Nov. 15 – Got a pass and left at 2:30 arriving at NY at 4. Went down Broadway from Central Park. Had supper and went to see Al Jolson in Sinbad the Sailor at the Winter Garden. A good show. Slept at 538 7th ave., a place run by volunteers of America for soldiers and sailors. Twenty-five cents for a night’s lodging.
(Nov. 21) – on the boats in the Hudson. We arrived at Hoboken about 9 and maneuvered around for over an hour for some reason before docking. Marched from the dock where we again waited for a long, long time, onto the transport President Grant, a large transport. Every man was given a slip of paper with his compartment number, deck number, and berth on it, also instructions on how to conduct himself in case of emergency and what life boat or raft to make for.

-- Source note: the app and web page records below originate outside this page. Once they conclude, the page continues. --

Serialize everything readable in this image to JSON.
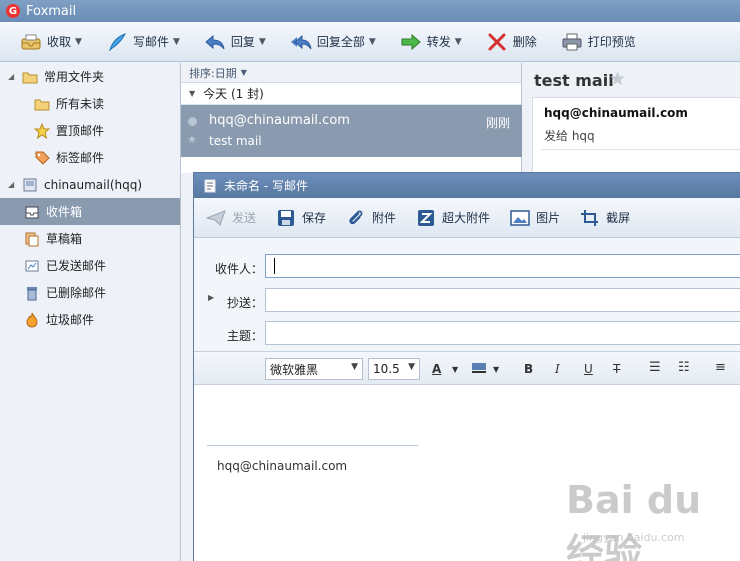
{
  "app": {
    "title": "Foxmail"
  },
  "toolbar": [
    {
      "label": "收取",
      "icon": "inbox-tray-icon",
      "dropdown": true
    },
    {
      "label": "写邮件",
      "icon": "feather-pen-icon",
      "dropdown": true
    },
    {
      "label": "回复",
      "icon": "reply-arrow-icon",
      "dropdown": true
    },
    {
      "label": "回复全部",
      "icon": "reply-all-arrow-icon",
      "dropdown": true
    },
    {
      "label": "转发",
      "icon": "forward-arrow-icon",
      "dropdown": true
    },
    {
      "label": "删除",
      "icon": "delete-x-icon",
      "dropdown": false
    },
    {
      "label": "打印预览",
      "icon": "printer-icon",
      "dropdown": false
    }
  ],
  "sidebar": {
    "common_label": "常用文件夹",
    "common_items": [
      "所有未读",
      "置顶邮件",
      "标签邮件"
    ],
    "account_label": "chinaumail(hqq)",
    "account_items": [
      "收件箱",
      "草稿箱",
      "已发送邮件",
      "已删除邮件",
      "垃圾邮件"
    ],
    "selected": "收件箱"
  },
  "list": {
    "sort_label": "排序:日期",
    "group_label": "今天 (1 封)",
    "row": {
      "from": "hqq@chinaumail.com",
      "time": "刚刚",
      "subject": "test mail"
    }
  },
  "preview": {
    "title": "test mail",
    "from": "hqq@chinaumail.com",
    "to_line": "发给 hqq"
  },
  "compose": {
    "title": "未命名 - 写邮件",
    "toolbar": [
      {
        "label": "发送",
        "icon": "send-paper-plane-icon",
        "disabled": true
      },
      {
        "label": "保存",
        "icon": "save-floppy-icon",
        "disabled": false
      },
      {
        "label": "附件",
        "icon": "paperclip-icon",
        "disabled": false
      },
      {
        "label": "超大附件",
        "icon": "large-attachment-icon",
        "disabled": false
      },
      {
        "label": "图片",
        "icon": "picture-icon",
        "disabled": false
      },
      {
        "label": "截屏",
        "icon": "screenshot-crop-icon",
        "disabled": false
      }
    ],
    "to_label": "收件人：",
    "cc_label": "抄送：",
    "subject_label": "主题：",
    "to_value": "",
    "cc_value": "",
    "subject_value": "",
    "font_name": "微软雅黑",
    "font_size": "10.5",
    "signature": "hqq@chinaumail.com"
  },
  "watermark": {
    "text": "Bai du 经验",
    "url_text": "jingyan.baidu.com"
  }
}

The berths were 3 deep and so close one could hardly turn over. Aisles so narrow that two men just could pass. The mess rooms were entirely too small to accommodate the number of men assigned to the them and the floors so slimy you could hardly keep your feet with the roll of the ship. Had to live in the life preserver, a kind of jacket. I slept in all my clothes and shoes and had a full night’s sleep. Got up at 7 feeling fair but when I got on my feet, felt dizzy as ____. I managed to keep from losing any of my nourishment, wasn’t sick except for a headache and a little dizziness. Not so with the majority however, as the men were vomiting here, there and everywhere. Had to remain on deck between meals. I ate very little, the filthy conditions of the mess room after a number had eaten was enough to turn any man’s stomach. At about 5, we approached Norfolk and were lined up for leaving ship. My company was assigned to an upper deck where we stood until 7, when we were herded back down in the the mess room where we waited until 9 pm…….got up at 3:30 and left the ship at 5:30. We boarded a river steamer from Norfolk which took us up Hampton Roads and then on up the James River to Cedar Point from where we hiked to camp, a distance of 10 – 12 miles and part of the way through a forest over stumps and brush. We landed at Cedar Point a little after 2 and arrived at camp at 8 pm, a tired hungry mob. The first thing we did was to beat it to the mess tent for some chow which was beef stew, bread and coffee and sure tasted fine. Remained in tent for ten nights and just did manage to keep from freezing. Took my clothes off Sunday night for the first time since Wednesday. Had an extra blanket given us Sunday. Moved to barracks Monday or yesterday, where we had a nice warm quarters but have to walk quite a little ways to the latrine. Company I quarantined on account of measles. Have a guard on now. Don’t have any idea when I will get discharged. Have given up making any more predictions, but think it will come before Xmas.
The leather-bound diary measures 4” x 6.25” and it has 60 pages, most of which are used. A few pages in the back are of notes, addresses, and general orders. His writing is legible, and the person I bought this from, has done some research, including transcribing the diary, and adding copies of his registration card, a registrar’s report, a copy of the “Find a Grave” online site with info about Badger, a copy of a photo of him in his uniform and a copy of a note from the “WWI Soldier Photo File” which says that illness prevented his going across with company which left Camp Fremont on 10/19/18.